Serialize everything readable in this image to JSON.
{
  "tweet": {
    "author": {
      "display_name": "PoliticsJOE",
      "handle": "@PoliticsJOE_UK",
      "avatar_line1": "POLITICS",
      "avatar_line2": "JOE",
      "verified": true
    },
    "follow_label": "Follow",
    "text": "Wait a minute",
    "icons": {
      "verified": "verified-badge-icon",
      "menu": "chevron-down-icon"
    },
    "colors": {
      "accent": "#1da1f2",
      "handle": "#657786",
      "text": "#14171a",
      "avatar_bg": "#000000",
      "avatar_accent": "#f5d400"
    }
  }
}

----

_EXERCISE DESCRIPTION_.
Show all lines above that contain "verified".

_RESPONSE FOR THIS EXERCISE_.
      "verified": true
      "verified": "verified-badge-icon",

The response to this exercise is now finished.